UK banks told to justify consumer credit as risks mount

LONDON • The Bank of England (BoE) told UK banks to prove that their policies on credit cards, personal loans and other types of consumer lending won’t leave them weaker in a downturn.

The BoE’s Prudential Regulation Authority (PRA) said yesterday that firms need to show that they’re not underestimating the risks of consumer credit given the current “benign economic environment”.

“The PRA judges that the resilience of consumer-credit portfolios is reducing due to the combination of continued growth, lower pricing, falling average risk weights (for firms using internal-ratings based models) and some increased lending into higher-risk segments,” the supervisor said in a statement.
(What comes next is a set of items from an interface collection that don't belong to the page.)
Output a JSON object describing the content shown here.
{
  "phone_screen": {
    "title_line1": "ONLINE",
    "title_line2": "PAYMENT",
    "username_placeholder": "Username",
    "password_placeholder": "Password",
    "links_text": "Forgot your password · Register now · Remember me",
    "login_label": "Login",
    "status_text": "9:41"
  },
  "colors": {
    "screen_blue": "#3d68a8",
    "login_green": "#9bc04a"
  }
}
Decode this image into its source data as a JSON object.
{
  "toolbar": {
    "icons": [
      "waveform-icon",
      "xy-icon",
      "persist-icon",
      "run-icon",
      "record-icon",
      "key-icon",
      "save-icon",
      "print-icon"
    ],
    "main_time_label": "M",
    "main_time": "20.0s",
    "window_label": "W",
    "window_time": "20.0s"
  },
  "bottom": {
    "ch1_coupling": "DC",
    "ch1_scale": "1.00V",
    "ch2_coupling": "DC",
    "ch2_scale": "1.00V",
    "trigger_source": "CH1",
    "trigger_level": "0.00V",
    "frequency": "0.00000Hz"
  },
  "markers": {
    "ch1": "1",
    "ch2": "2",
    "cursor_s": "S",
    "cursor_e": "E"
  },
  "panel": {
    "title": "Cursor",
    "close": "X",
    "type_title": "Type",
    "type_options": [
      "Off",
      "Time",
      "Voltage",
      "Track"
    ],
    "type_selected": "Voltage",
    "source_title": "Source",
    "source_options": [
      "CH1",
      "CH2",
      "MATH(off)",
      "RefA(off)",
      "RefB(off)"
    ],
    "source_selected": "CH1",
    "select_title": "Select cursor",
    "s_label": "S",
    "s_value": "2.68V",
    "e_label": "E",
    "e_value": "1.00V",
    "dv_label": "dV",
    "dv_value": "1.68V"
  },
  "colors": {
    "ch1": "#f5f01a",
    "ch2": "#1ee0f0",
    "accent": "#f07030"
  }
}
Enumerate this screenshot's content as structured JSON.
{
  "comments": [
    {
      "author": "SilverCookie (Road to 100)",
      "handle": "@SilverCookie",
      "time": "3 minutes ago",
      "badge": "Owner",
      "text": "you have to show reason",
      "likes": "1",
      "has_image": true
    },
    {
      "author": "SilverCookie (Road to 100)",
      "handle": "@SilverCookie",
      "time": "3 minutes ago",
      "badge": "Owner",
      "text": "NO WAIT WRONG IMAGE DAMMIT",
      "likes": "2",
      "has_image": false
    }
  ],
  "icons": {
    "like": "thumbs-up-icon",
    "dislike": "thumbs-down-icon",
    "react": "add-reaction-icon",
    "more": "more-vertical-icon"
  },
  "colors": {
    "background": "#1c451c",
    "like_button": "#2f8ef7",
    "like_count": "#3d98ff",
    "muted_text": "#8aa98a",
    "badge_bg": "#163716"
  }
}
While consumer credit makes up less than 10% of UK banks’ lending to individuals and non-financial companies, it’s far more volatile than mortgages, with total writeoffs 10 times higher since 2007, according to the BoE. Consumer credit has been growing at more than 10% a year, much faster than household incomes and mortgages, the central bank said. For comparison,

loans to firms grew by 2.9%. To help restrain potential risks from this credit boom, banks must show that their consumer lending isn’t based on excessively optimistic assumptions, the PRA said in presenting the results of a review of firms’ asset quality
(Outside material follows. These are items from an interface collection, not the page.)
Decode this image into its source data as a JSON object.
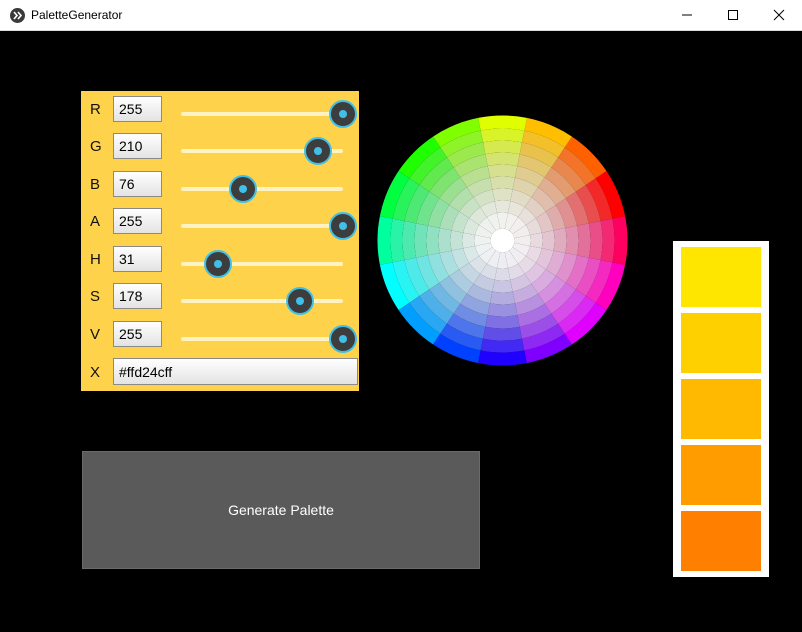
{
  "window": {
    "title": "PaletteGenerator",
    "minimize_glyph": "—",
    "maximize_glyph": "☐",
    "close_glyph": "✕"
  },
  "controls": {
    "rows": [
      {
        "label": "R",
        "value": "255",
        "level": 1.0
      },
      {
        "label": "G",
        "value": "210",
        "level": 0.8235
      },
      {
        "label": "B",
        "value": "76",
        "level": 0.298
      },
      {
        "label": "A",
        "value": "255",
        "level": 1.0
      },
      {
        "label": "H",
        "value": "31",
        "level": 0.122
      },
      {
        "label": "S",
        "value": "178",
        "level": 0.698
      },
      {
        "label": "V",
        "value": "255",
        "level": 1.0
      }
    ],
    "hex_label": "X",
    "hex_value": "#ffd24cff"
  },
  "generate_button": {
    "label": "Generate Palette"
  },
  "palette": {
    "swatches": [
      "#ffe600",
      "#ffd000",
      "#ffb900",
      "#ff9c00",
      "#ff7f00"
    ]
  },
  "colors": {
    "panel_bg": "#ffd24c",
    "accent": "#40c0e8",
    "button_bg": "#5a5a5a"
  }
}
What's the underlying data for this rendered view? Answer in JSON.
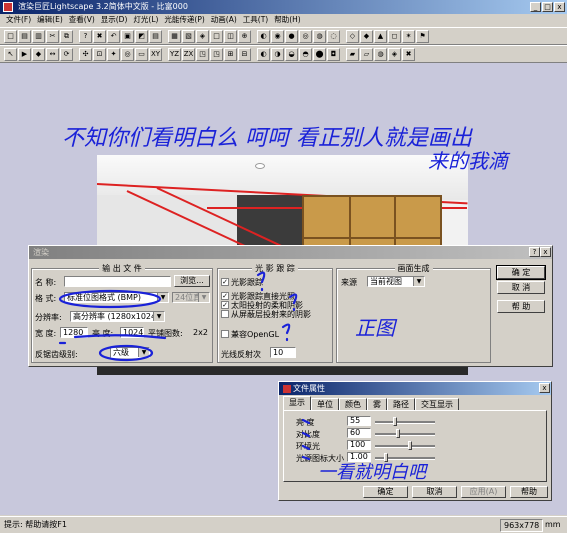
{
  "app": {
    "title": "渲染巨匠Lightscape 3.2简体中文版 - 比富000"
  },
  "menu": [
    "文件(F)",
    "编辑(E)",
    "查看(V)",
    "显示(D)",
    "灯光(L)",
    "光能传递(P)",
    "动画(A)",
    "工具(T)",
    "帮助(H)"
  ],
  "toolbar1": [
    "□",
    "▤",
    "▥",
    "✂",
    "⧉",
    "?",
    "✖",
    "↶",
    "▣",
    "◩",
    "▤",
    "▦",
    "▧",
    "◈",
    "□",
    "◫",
    "⊕",
    "◐",
    "◉",
    "●",
    "◎",
    "◍",
    "◌",
    "◇",
    "◆",
    "▲",
    "◻",
    "✶",
    "⚑"
  ],
  "toolbar2": [
    "↖",
    "▶",
    "◆",
    "↔",
    "⟳",
    "✣",
    "⊡",
    "✦",
    "◎",
    "▭",
    "XY",
    "YZ",
    "ZX",
    "◳",
    "◳",
    "⊞",
    "⊟",
    "◐",
    "◑",
    "◒",
    "◓",
    "⬤",
    "◘",
    "▰",
    "▱",
    "◍",
    "◈",
    "✖"
  ],
  "render_dialog": {
    "title": "渲染",
    "output_group": "输 出 文 件",
    "name_label": "名 称:",
    "name_value": "",
    "browse": "浏览...",
    "format_label": "格 式:",
    "format_value": "标准位图格式 (BMP)",
    "depth_value": "24位真",
    "resolution_label": "分辨率:",
    "resolution_value": "高分辨率 (1280x1024)",
    "width_label": "宽 度:",
    "width_value": "1280",
    "height_label": "高 度:",
    "height_value": "1024",
    "tile_label": "平铺图数:",
    "tile_value": "2x2",
    "aa_label": "反锯齿级别:",
    "aa_value": "六级",
    "ray_group": "光 影 跟 踪",
    "ray_trace": "光影跟踪",
    "ray_direct": "光影跟踪直接光照",
    "sun_soft": "太阳投射的柔和阴影",
    "sky_soft": "从屏蔽层投射来的阴影",
    "opengl": "兼容OpenGL",
    "reflect_label": "光线反射次",
    "reflect_value": "10",
    "frame_group": "画面生成",
    "source_label": "来源",
    "source_value": "当前视图",
    "ok": "确 定",
    "cancel": "取 消",
    "help": "帮 助",
    "help_q": "?"
  },
  "file_props": {
    "title": "文件属性",
    "tabs": [
      "显示",
      "单位",
      "颜色",
      "雾",
      "路径",
      "交互显示"
    ],
    "rows": [
      {
        "label": "亮 度",
        "value": "55",
        "pct": 0.3
      },
      {
        "label": "对比度",
        "value": "60",
        "pct": 0.35
      },
      {
        "label": "环境光",
        "value": "100",
        "pct": 0.55
      },
      {
        "label": "光源图标大小",
        "value": "1.00",
        "pct": 0.15
      }
    ],
    "ok": "确定",
    "cancel": "取消",
    "apply": "应用(A)",
    "help": "帮助"
  },
  "annotations": {
    "top": "不知你们看明白么 呵呵 看正别人就是画出",
    "top2": "来的我滴",
    "mid": "正图",
    "bottom": "一看就明白吧"
  },
  "status": {
    "hint": "提示: 帮助请按F1",
    "size": "963x778",
    "unit": "mm"
  }
}
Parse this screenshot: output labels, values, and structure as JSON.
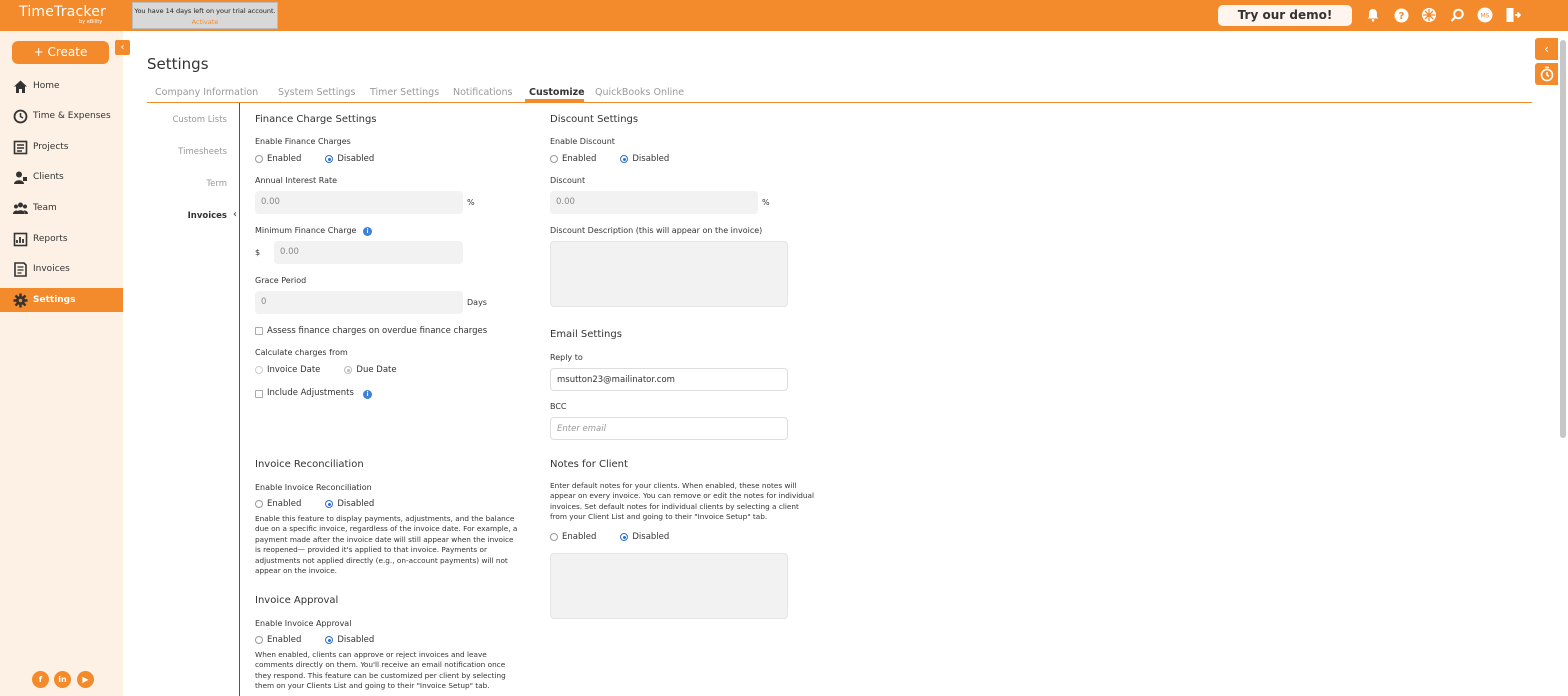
{
  "app": {
    "logo": "TimeTracker",
    "logo_sub": "by eBility",
    "trial_text": "You have 14 days left on your trial account.",
    "trial_link": "Activate",
    "demo_button": "Try our demo!",
    "avatar_initials": "MS"
  },
  "sidebar": {
    "create_label": "+ Create",
    "items": [
      {
        "label": "Home",
        "icon": "home-icon"
      },
      {
        "label": "Time & Expenses",
        "icon": "clock-icon"
      },
      {
        "label": "Projects",
        "icon": "projects-icon"
      },
      {
        "label": "Clients",
        "icon": "clients-icon"
      },
      {
        "label": "Team",
        "icon": "team-icon"
      },
      {
        "label": "Reports",
        "icon": "reports-icon"
      },
      {
        "label": "Invoices",
        "icon": "invoices-icon"
      },
      {
        "label": "Settings",
        "icon": "gear-icon",
        "active": true
      }
    ],
    "social": [
      "f",
      "in",
      "▶"
    ]
  },
  "page": {
    "title": "Settings",
    "tabs": [
      "Company Information",
      "System Settings",
      "Timer Settings",
      "Notifications",
      "Customize",
      "QuickBooks Online"
    ],
    "active_tab": "Customize",
    "subnav": [
      "Custom Lists",
      "Timesheets",
      "Term",
      "Invoices"
    ],
    "active_subnav": "Invoices"
  },
  "finance": {
    "title": "Finance Charge Settings",
    "enable_label": "Enable Finance Charges",
    "enabled": "Enabled",
    "disabled": "Disabled",
    "interest_label": "Annual Interest Rate",
    "interest_value": "0.00",
    "percent": "%",
    "min_label": "Minimum Finance Charge",
    "currency": "$",
    "min_value": "0.00",
    "grace_label": "Grace Period",
    "grace_value": "0",
    "days": "Days",
    "assess_label": "Assess finance charges on overdue finance charges",
    "calc_label": "Calculate charges from",
    "invoice_date": "Invoice Date",
    "due_date": "Due Date",
    "adjust_label": "Include Adjustments"
  },
  "discount": {
    "title": "Discount Settings",
    "enable_label": "Enable Discount",
    "enabled": "Enabled",
    "disabled": "Disabled",
    "discount_label": "Discount",
    "discount_value": "0.00",
    "percent": "%",
    "desc_label": "Discount Description (this will appear on the invoice)"
  },
  "email": {
    "title": "Email Settings",
    "reply_label": "Reply to",
    "reply_value": "msutton23@mailinator.com",
    "bcc_label": "BCC",
    "bcc_placeholder": "Enter email"
  },
  "reconciliation": {
    "title": "Invoice Reconciliation",
    "enable_label": "Enable Invoice Reconciliation",
    "enabled": "Enabled",
    "disabled": "Disabled",
    "lines": [
      "Enable this feature to display payments, adjustments, and the balance",
      "due on a specific invoice, regardless of the invoice date. For example, a",
      "payment made after the invoice date will still appear when the invoice",
      "is reopened— provided it's applied to that invoice. Payments or",
      "adjustments not applied directly (e.g., on-account payments) will not",
      "appear on the invoice."
    ]
  },
  "approval": {
    "title": "Invoice Approval",
    "enable_label": "Enable Invoice Approval",
    "enabled": "Enabled",
    "disabled": "Disabled",
    "lines": [
      "When enabled, clients can approve or reject invoices and leave",
      "comments directly on them. You'll receive an email notification once",
      "they respond. This feature can be customized per client by selecting",
      "them on your Clients List and going to their \"Invoice Setup\" tab."
    ]
  },
  "notes": {
    "title": "Notes for Client",
    "lines": [
      "Enter default notes for your clients. When enabled, these notes will",
      "appear on every invoice. You can remove or edit the notes for individual",
      "invoices. Set default notes for individual clients by selecting a client",
      "from your Client List and going to their \"Invoice Setup\" tab."
    ],
    "enabled": "Enabled",
    "disabled": "Disabled"
  },
  "colors": {
    "accent": "#f38a2b",
    "radio_selected": "#2f6fd0"
  }
}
and underwriting practices. This means their credit-scoring should adequately capture medium-term risk, and their stress-testing mustn’t “underestimate potential downturn risk”, the supervisor said.
The UK Financial Conduct Authority (FCA) also weighed in on consumer credit yesterday with proposals for how firms should manage risks related to how they pay staff and manage performance.

“The way firms pay and manage the performance of their staff is a key driver of culture and customer outcomes, and a continuing priority for the FCA,” said Jonathan Davidson, the supervisor’s ED of supervision — retail and authorisation.
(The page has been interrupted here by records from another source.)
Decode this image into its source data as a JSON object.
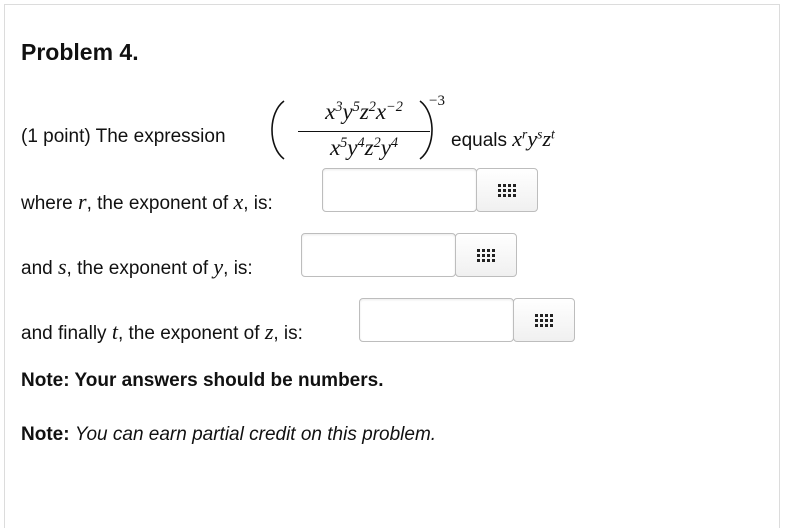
{
  "problem": {
    "title": "Problem 4.",
    "intro_prefix": "(1 point) The expression",
    "equals_text": "equals",
    "expression": {
      "numerator": [
        "x",
        "3",
        "y",
        "5",
        "z",
        "2",
        "x",
        "−2"
      ],
      "denominator": [
        "x",
        "5",
        "y",
        "4",
        "z",
        "2",
        "y",
        "4"
      ],
      "outer_exponent": "−3"
    },
    "result": {
      "x": "x",
      "r": "r",
      "y": "y",
      "s": "s",
      "z": "z",
      "t": "t"
    }
  },
  "answers": [
    {
      "pre": "where",
      "var": "r",
      "mid": ", the exponent of",
      "of": "x",
      "post": ", is:",
      "value": ""
    },
    {
      "pre": "and",
      "var": "s",
      "mid": ", the exponent of",
      "of": "y",
      "post": ", is:",
      "value": ""
    },
    {
      "pre": "and finally",
      "var": "t",
      "mid": ", the exponent of",
      "of": "z",
      "post": ", is:",
      "value": ""
    }
  ],
  "notes": {
    "note1": "Note: Your answers should be numbers.",
    "note2_label": "Note:",
    "note2_text": "You can earn partial credit on this problem."
  },
  "icons": {
    "equation_button": "grid-icon"
  }
}
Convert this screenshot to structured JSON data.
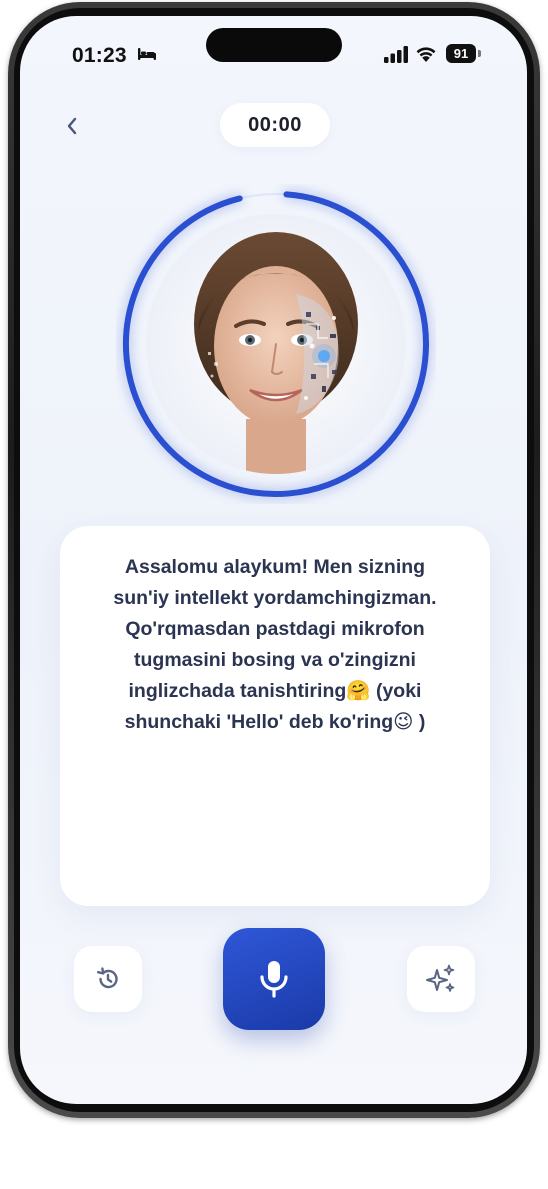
{
  "status_bar": {
    "time": "01:23",
    "battery": "91",
    "icons": [
      "bed-icon",
      "cellular-signal-icon",
      "wifi-icon",
      "battery-icon"
    ]
  },
  "header": {
    "back_icon": "chevron-left-icon",
    "timer": "00:00"
  },
  "avatar": {
    "ring_color": "#2a4fd0",
    "ring_progress": 0.95
  },
  "message": {
    "text": "Assalomu alaykum! Men sizning\nsun'iy intellekt yordamchingizman.\nQo'rqmasdan pastdagi mikrofon\ntugmasini bosing va o'zingizni\ninglizchada tanishtiring🤗 (yoki\nshunchaki 'Hello' deb ko'ring😉 )"
  },
  "controls": {
    "history_icon": "history-icon",
    "mic_icon": "microphone-icon",
    "sparkle_icon": "sparkles-icon"
  },
  "colors": {
    "accent": "#2a4fd0",
    "text_primary": "#2b3451",
    "screen_bg": "#f1f4fb"
  }
}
For 0% interest credit card offers, the PRA told firms to justify the “assumptions and time periods used for forecasting the net present value of new business”.

Banks should take into account customers’ “motivation for borrowing” and total indebtedness when issuing unsecured personal loans, the PRA said.

For motor finance, which accounts for 30% of consumer credit, guaranteed future values “should be set in a prudent manner compared to the expected future value of the car”, it said.

The PRA told banks to measure the “impact on financial performance and capital from a fall in used car prices” and share the results with the supervisor. — Bloomberg